The Rise of 3D Printing in the Middle East and Africa 1The budget allocated for 3D printing in the Middle East and Africa (MEA) is reported to increase from $47 million to $1.3 billion over the 2015-2019 period, according to the Semiannual 3D Printing Guide published by the International Data Corporation (IDC). This guide is a framework that provides IT technicians with a focused perspective on where 3D printing expenditure should be heading over the next five years.

The growing use of 3D printing in MEA, as stated in an article by IT News for Africa on Feb.24, 2016, is predicted to have positive impacts on various fields including the manufacturing industry. According to IDC’s analysis, 3D printing enables products to be customized based on individual markets’ needs.

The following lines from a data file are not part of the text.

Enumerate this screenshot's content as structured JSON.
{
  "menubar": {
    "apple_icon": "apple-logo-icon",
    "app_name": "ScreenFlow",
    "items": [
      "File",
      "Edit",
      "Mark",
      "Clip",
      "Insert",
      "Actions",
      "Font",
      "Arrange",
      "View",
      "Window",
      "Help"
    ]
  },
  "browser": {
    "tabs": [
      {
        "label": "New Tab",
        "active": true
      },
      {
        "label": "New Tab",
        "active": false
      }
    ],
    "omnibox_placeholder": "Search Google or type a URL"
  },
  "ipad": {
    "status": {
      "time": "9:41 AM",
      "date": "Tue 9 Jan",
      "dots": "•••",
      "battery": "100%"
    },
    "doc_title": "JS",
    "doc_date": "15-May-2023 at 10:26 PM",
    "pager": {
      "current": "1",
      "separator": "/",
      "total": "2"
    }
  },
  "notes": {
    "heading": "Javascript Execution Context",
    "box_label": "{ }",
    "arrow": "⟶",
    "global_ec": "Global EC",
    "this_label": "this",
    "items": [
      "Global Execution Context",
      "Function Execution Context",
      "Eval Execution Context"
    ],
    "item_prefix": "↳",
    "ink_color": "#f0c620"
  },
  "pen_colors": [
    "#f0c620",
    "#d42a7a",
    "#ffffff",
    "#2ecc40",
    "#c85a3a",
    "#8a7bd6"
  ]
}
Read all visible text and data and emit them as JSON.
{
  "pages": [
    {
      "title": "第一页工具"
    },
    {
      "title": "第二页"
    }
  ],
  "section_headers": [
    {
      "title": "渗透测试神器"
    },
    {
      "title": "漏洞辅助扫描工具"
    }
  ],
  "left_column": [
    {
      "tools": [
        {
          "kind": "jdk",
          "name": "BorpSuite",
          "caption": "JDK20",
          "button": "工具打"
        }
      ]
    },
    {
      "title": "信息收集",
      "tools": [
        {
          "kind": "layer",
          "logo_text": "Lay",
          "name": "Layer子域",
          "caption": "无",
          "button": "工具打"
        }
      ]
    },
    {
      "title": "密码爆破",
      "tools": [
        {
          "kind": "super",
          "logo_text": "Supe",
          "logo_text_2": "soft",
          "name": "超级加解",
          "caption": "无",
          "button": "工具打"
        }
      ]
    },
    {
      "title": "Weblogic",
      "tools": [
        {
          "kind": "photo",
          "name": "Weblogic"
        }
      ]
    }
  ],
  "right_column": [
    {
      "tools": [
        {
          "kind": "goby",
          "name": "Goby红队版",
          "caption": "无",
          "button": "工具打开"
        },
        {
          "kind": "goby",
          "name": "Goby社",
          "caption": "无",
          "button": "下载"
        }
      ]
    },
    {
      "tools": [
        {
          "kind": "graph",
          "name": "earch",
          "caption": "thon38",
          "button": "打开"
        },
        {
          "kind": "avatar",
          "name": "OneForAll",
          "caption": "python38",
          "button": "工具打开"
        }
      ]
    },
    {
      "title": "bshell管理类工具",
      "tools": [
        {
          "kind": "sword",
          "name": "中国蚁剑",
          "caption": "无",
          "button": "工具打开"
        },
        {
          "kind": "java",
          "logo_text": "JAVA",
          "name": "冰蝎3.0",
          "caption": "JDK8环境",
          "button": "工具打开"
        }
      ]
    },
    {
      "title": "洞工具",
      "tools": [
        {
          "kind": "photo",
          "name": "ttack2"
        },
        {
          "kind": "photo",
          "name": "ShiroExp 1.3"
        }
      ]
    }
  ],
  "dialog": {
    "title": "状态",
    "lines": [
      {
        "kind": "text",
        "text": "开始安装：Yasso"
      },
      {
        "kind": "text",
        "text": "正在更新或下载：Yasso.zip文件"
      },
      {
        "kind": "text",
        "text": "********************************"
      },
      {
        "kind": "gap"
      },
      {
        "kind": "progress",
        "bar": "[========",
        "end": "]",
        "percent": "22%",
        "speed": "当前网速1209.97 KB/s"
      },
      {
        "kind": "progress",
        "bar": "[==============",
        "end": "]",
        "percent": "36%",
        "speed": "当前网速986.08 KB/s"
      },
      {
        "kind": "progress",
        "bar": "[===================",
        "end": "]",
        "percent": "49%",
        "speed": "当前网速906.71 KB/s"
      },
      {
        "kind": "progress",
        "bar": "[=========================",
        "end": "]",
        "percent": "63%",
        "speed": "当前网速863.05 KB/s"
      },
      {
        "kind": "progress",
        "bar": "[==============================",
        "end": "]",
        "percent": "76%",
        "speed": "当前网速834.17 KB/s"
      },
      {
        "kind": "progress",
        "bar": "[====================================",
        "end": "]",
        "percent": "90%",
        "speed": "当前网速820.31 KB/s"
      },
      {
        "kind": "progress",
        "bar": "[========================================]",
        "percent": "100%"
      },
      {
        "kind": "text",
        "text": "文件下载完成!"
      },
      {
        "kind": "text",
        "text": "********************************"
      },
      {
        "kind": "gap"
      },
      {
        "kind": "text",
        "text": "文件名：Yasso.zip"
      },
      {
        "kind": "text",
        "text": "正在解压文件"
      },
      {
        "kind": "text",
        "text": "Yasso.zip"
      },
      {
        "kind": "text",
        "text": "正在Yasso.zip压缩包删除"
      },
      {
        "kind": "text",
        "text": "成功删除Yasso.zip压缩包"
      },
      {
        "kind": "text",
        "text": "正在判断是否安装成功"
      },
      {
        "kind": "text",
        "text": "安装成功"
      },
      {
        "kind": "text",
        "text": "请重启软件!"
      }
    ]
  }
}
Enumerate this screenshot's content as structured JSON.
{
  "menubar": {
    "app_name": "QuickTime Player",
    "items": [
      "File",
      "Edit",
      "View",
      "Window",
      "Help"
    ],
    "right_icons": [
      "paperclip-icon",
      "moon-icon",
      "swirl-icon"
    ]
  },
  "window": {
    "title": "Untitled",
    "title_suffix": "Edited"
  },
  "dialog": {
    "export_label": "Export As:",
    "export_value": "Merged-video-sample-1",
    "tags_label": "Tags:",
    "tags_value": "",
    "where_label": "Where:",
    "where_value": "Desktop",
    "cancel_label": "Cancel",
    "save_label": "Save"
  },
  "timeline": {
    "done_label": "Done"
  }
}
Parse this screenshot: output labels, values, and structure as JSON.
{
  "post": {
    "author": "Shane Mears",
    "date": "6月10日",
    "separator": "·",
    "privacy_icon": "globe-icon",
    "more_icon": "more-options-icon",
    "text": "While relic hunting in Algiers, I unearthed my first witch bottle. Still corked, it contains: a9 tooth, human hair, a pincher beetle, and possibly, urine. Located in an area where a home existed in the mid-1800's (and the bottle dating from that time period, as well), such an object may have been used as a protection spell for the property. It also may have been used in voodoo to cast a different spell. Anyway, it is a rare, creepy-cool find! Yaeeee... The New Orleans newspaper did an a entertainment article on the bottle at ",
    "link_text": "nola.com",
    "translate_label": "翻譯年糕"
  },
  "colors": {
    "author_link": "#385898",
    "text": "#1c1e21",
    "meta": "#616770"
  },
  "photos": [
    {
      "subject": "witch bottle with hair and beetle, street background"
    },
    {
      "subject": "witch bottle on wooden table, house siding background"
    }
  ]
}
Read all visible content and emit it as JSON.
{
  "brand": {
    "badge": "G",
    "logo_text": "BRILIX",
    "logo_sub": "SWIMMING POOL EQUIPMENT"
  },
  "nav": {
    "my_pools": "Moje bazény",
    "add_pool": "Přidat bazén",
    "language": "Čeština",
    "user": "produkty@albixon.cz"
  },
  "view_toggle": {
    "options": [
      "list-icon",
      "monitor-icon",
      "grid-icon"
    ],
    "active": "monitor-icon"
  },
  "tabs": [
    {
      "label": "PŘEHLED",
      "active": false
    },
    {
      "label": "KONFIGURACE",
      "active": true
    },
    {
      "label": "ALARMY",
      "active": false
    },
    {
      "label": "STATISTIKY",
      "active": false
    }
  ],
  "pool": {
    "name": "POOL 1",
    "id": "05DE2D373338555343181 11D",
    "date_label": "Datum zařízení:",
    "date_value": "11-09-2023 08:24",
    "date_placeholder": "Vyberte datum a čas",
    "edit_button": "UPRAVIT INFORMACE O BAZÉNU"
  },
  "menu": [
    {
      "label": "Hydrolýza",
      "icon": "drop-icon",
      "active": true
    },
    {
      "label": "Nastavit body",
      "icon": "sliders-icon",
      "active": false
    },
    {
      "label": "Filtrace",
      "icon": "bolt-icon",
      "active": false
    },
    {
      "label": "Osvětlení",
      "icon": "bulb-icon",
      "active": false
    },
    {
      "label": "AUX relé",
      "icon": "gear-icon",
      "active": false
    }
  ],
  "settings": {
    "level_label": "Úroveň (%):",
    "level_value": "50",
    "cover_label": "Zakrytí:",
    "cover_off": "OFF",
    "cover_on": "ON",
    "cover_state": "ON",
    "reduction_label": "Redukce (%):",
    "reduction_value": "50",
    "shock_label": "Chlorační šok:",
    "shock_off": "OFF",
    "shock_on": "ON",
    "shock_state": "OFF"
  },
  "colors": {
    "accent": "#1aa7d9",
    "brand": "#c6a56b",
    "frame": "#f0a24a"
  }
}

While the research firm expects to see Asia-Pacific as the major contributor to the implementation of this new technology, it indicates that “MEA will maintain its position as a frontrunner in this space, and its share of global 3D printing spend is expected to grow from 4.3 percent in 2014 to 5.0 percent by 2019.”

Martin Kuban, a senior research analyst with IDC Manufacturing Insights, further explained the versatility of the 3D printing technology, stating that apart from the straightforward applications within the automotive and aerospace industries, tech experts are anticipating “innovative and potentially transformative 3D printing deployments among medical suppliers, electronics manufacturers, and tools and components manufacturers.”

Recently, 3D printing in the Middle East and Africa has demonstrated its transformative powers. On Dec. 28, 2015, the BBC reported a groundbreaking initiative by the Institute of Digital Archaeology: A destroyed Syrian heritage site will be recreated from 2D images using a 3D printer.

The heritage site, a 2,000-year-old arch in the ancient city of Palmyra, Syria, was destroyed by the Islamic State group last summer. The Institute of Digital Archaeology, led by Harvard University, the University of Oxford and the Museum of the Future in Dubai will 3D-print replicas of this historic monument during UNESCO’s World Heritage Week in April of this year, as reported by the Washington Post in a Jan. 7, 2016 article.

The forthcoming recreation of the Arch of Palmyra, according to the Washington Post, belongs to a larger effort called the Million Image Database made possible by the Institute for Digital Archaeology and UNESCO. This collaboration aims to preserve and restore historical landmarks in the Middle East and Africa, as stated on the project’s website.

In an interview with the Washington Post, Alexy Karenowska, director of technology at the Institute for Digital Archaeology, said that the ultimate goal of the project is “to draw international attention to the global crisis surrounding the looting and destruction of cultural heritage objects and architecture.” Karenowska believes that it is important “to celebrate the beauty and significance of these objects to the everyday lives of modern people.”

This event demonstrates only one way in which the development of 3D printing in the Middle East and Africa can have a huge impact. Given increasing financial support, this advanced tool has the power to affect the economy, education, health, history and culture.

Hoa Nguyen

Sources: IDC-CEMA , IT News Africa, BBC, Digital Archaeology, Washington Post
Photo: Wikimedia Commons